My seven year old daughter has recently started the mantra of “I’m bored.” As a parent, so many things pass through my head when I hear this mildly irritating phrase ring over and over. I remember some of the responses I heard from adults, like “only boring people are bored.” This statement of boredom is such a reflection of our modern culture (for several decades now). We are expecting to be constantly entertained. We expect our phone to have the latest and greatest information, or to have a messages on social media. Really the barrage of information is constantly at our fingertips. Yet, there is an overwhelming dissatisfaction among the young (especially). Depression, anxiety, and suicide are on a steep incline. Is it possible that modern technology does not satisfy our deepest desires? I would dare to say that we have lost two major things that are leading to greater depression and suicide in our country. Gratitude and an appreciation for entering into silence. In the Gospel for today, after Elizabeth has conceived a child, she goes into seclusion out of gratitude.

“After this time his wife Elizabeth conceived, and she went into seclusion for five months, saying,
‘So has the Lord done for me at a time when he has seen fit to take away my disgrace before others.’” (Luke 1:25)

Entering into silence for 5 minutes is difficult for individuals in our culture, imagine 5 months.
Elizabeth is grateful in the depths of her soul and she expresses that gratitude by taking a retreat from the daily busyness to thank God and truly prepare for motherhood.

Have you taken time to consider your blessings? Can you take time out of the busyness to go into seclusion to prepare for the birth of Christ in just 6 days: take 10 minutes, 20 minutes, 1 hour. Make it a priority and see if you start to feel that satisfaction of your deepest desires. This is can be the start to a regular time of silence. 

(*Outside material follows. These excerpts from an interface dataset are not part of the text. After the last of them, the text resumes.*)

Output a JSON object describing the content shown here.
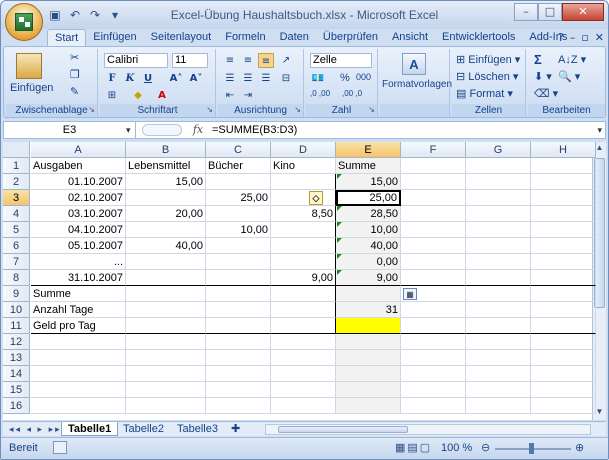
{
  "app": {
    "title": "Excel-Übung Haushaltsbuch.xlsx - Microsoft Excel"
  },
  "ribbon_tabs": [
    "Start",
    "Einfügen",
    "Seitenlayout",
    "Formeln",
    "Daten",
    "Überprüfen",
    "Ansicht",
    "Entwicklertools",
    "Add-Ins"
  ],
  "ribbon": {
    "clipboard_label": "Zwischenablage",
    "paste_label": "Einfügen",
    "font_group_label": "Schriftart",
    "font_name": "Calibri",
    "font_size": "11",
    "align_group_label": "Ausrichtung",
    "number_group_label": "Zahl",
    "number_format": "Zelle",
    "number_percent": "%",
    "number_thousands": "000",
    "dec_more": ",0 ,00",
    "dec_less": ",00 ,0",
    "styles_label": "Formatvorlagen",
    "cells_group_label": "Zellen",
    "cells_insert": "Einfügen",
    "cells_delete": "Löschen",
    "cells_format": "Format",
    "edit_group_label": "Bearbeiten",
    "sum_symbol": "Σ"
  },
  "formula_bar": {
    "name_box": "E3",
    "fx": "fx",
    "formula": "=SUMME(B3:D3)"
  },
  "columns": [
    "A",
    "B",
    "C",
    "D",
    "E",
    "F",
    "G",
    "H"
  ],
  "rows": [
    {
      "num": "1",
      "A": "Ausgaben",
      "B": "Lebensmittel",
      "C": "Bücher",
      "D": "Kino",
      "E": "Summe"
    },
    {
      "num": "2",
      "A": "01.10.2007",
      "B": "15,00",
      "C": "",
      "D": "",
      "E": "15,00"
    },
    {
      "num": "3",
      "A": "02.10.2007",
      "B": "",
      "C": "25,00",
      "D": "",
      "E": "25,00"
    },
    {
      "num": "4",
      "A": "03.10.2007",
      "B": "20,00",
      "C": "",
      "D": "8,50",
      "E": "28,50"
    },
    {
      "num": "5",
      "A": "04.10.2007",
      "B": "",
      "C": "10,00",
      "D": "",
      "E": "10,00"
    },
    {
      "num": "6",
      "A": "05.10.2007",
      "B": "40,00",
      "C": "",
      "D": "",
      "E": "40,00"
    },
    {
      "num": "7",
      "A": "...",
      "B": "",
      "C": "",
      "D": "",
      "E": "0,00"
    },
    {
      "num": "8",
      "A": "31.10.2007",
      "B": "",
      "C": "",
      "D": "9,00",
      "E": "9,00"
    },
    {
      "num": "9",
      "A": "Summe",
      "B": "",
      "C": "",
      "D": "",
      "E": ""
    },
    {
      "num": "10",
      "A": "Anzahl Tage",
      "B": "",
      "C": "",
      "D": "",
      "E": "31"
    },
    {
      "num": "11",
      "A": "Geld pro Tag",
      "B": "",
      "C": "",
      "D": "",
      "E": ""
    },
    {
      "num": "12",
      "A": "",
      "B": "",
      "C": "",
      "D": "",
      "E": ""
    },
    {
      "num": "13",
      "A": "",
      "B": "",
      "C": "",
      "D": "",
      "E": ""
    },
    {
      "num": "14",
      "A": "",
      "B": "",
      "C": "",
      "D": "",
      "E": ""
    },
    {
      "num": "15",
      "A": "",
      "B": "",
      "C": "",
      "D": "",
      "E": ""
    },
    {
      "num": "16",
      "A": "",
      "B": "",
      "C": "",
      "D": "",
      "E": ""
    }
  ],
  "sheet_tabs": [
    "Tabelle1",
    "Tabelle2",
    "Tabelle3"
  ],
  "status": {
    "mode": "Bereit",
    "zoom": "100 %"
  },
  "colors": {
    "selection_header": "#f5c46b",
    "highlight": "#ffff00",
    "accent": "#15428b"
  }
}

Tim Clark, Ph.D.
Associate Professor
Chemistry and Biochemistry